“This is the final straw. [The] KMT is done tomorrow as this video gets posted all over FB,” one Netizen wrote. “Communist China pig pressured, and directing the fucking dirty China pig 黃安, a poor, jobless, brainless, out-of-dated middle-aged singer did it,” wrote another, referring to Taiwanese singer Huang An, a pro-Beijing entertainer who has made it his “duty” to tip-off the Chinese government about the activities of Taiwanese entertainers and who is believed to have exposed Chou’s “transgression.” Indicatively, the Taiwan-born Huang, who reportedly became a Chinese citizen in 2001, is said to have called upon the pro-unification “ex” gangster Chang An-le (張安樂), a.k.a. White Wolf, to provide him personal protection when he returns to Taiwan during Lunar New Year.
The incident has also competed with, and at times overtaken, reporting on Taiwan’s elections on all major TV channels since Jan. 15.
Once again the bluntness of China’s nationalism has prompted experts to ask who was behind the decision to take such action and, in this particular case, at such a critical time in cross-strait relations.
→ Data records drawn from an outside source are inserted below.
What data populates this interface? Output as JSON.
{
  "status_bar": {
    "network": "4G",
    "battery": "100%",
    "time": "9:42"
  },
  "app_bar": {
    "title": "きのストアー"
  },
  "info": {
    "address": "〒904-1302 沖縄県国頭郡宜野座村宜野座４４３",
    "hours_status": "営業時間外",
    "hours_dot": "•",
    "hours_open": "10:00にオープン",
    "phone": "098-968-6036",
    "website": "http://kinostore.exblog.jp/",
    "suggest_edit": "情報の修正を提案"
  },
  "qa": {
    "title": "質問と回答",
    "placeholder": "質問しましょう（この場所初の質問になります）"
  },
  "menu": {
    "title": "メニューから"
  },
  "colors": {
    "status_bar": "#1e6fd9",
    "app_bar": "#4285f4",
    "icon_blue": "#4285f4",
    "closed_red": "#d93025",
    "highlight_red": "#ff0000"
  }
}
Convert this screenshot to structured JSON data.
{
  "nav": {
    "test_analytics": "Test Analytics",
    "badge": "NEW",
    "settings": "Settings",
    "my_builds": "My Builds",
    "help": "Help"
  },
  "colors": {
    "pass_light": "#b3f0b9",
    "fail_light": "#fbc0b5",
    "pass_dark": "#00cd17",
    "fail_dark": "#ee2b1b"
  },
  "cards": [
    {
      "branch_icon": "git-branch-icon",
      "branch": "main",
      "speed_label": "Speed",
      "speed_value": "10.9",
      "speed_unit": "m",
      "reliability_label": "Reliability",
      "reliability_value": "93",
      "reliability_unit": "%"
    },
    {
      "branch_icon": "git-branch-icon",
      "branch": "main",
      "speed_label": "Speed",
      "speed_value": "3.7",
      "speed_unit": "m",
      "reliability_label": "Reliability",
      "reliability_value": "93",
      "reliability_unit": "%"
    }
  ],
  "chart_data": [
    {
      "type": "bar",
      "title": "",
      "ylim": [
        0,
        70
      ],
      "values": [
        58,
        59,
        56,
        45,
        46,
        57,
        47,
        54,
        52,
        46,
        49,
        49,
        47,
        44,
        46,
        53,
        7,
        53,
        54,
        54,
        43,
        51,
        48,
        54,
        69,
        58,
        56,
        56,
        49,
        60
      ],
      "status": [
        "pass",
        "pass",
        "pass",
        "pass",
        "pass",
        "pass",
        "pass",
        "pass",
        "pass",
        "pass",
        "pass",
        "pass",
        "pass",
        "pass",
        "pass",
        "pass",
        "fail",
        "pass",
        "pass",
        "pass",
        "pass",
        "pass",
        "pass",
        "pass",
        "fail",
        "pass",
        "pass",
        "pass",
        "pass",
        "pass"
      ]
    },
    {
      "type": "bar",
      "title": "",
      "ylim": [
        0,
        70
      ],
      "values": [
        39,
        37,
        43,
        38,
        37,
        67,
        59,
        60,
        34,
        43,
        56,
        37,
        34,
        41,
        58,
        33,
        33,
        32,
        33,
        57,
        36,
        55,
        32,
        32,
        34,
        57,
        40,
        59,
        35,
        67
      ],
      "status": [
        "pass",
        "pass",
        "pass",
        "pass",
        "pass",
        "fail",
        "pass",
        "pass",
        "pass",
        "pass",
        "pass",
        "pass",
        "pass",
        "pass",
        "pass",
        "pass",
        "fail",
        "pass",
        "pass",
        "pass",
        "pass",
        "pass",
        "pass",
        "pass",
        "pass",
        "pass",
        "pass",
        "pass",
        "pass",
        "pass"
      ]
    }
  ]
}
Was it directed by Beijing as part of its strategy to sideline Taiwan, or was it simply the initiative of an overzealous Chinese who, though well intentioned (from the perspective of Chinese nationalism), perhaps did not fully comprehend the consequences of his action?
While it is unlikely that senior Chinese Communist Party officials are behind most of those decisions, they are not entirely blame-free either, as it was the CCP that after all created the monster of strident nationalism that characterizes much of Chinese behavior at home and abroad, even among young Chinese who are receiving a liberal-democratic education in the West (for more on the mechanisms by which the CCP leadership has shaped and exploited nationalism among Chinese from a very early age, I strongly recommend Zheng Wang’s Never Forget National Humiliation: Historical Memory in Chinese Politics and Foreign Relations). Thus, when an ultranationalist feels compelled to put a blameless 16-year-old through a traumatizing struggle session and to threaten her career as an entertainer, the CCP lies not far behind as the mastermind of a nationalism that is becoming increasingly self-defeating and, for the international community, undoubtedly worrying. Although the timing of the Chou case could not have been worse, the attack is not an isolated incident and is very much part of a trend that never ended, not even during the nearly eight years of rapprochement between Taipei and Beijing.
Needless to say, Chou’s management agency, JYP Entertainment Corp, also deserves opprobrium for giving in to Chinese extraterritoriality and subjecting one of its stars to such treatment.
Although the Chou affair is unlikely to have a decisive impact on the elections in Taiwan, many observers have reported being told by Taiwanese that the incident had emboldened them to vote, even if they have to travel to do so. If ever there was a sign of maturity among the Taiwanese, this is it: After the initial flash of anger, they responded to an affront by peacefully casting a vote. In the end, Taiwan wins.
J. Michael Cole is editor in chief of Thinking Taiwan, a senior non-resident fellow at the China Policy Institute, University of Nottingham, and an Associate researcher at the French Center for Research on Contemporary China (CEFC) in Taipei.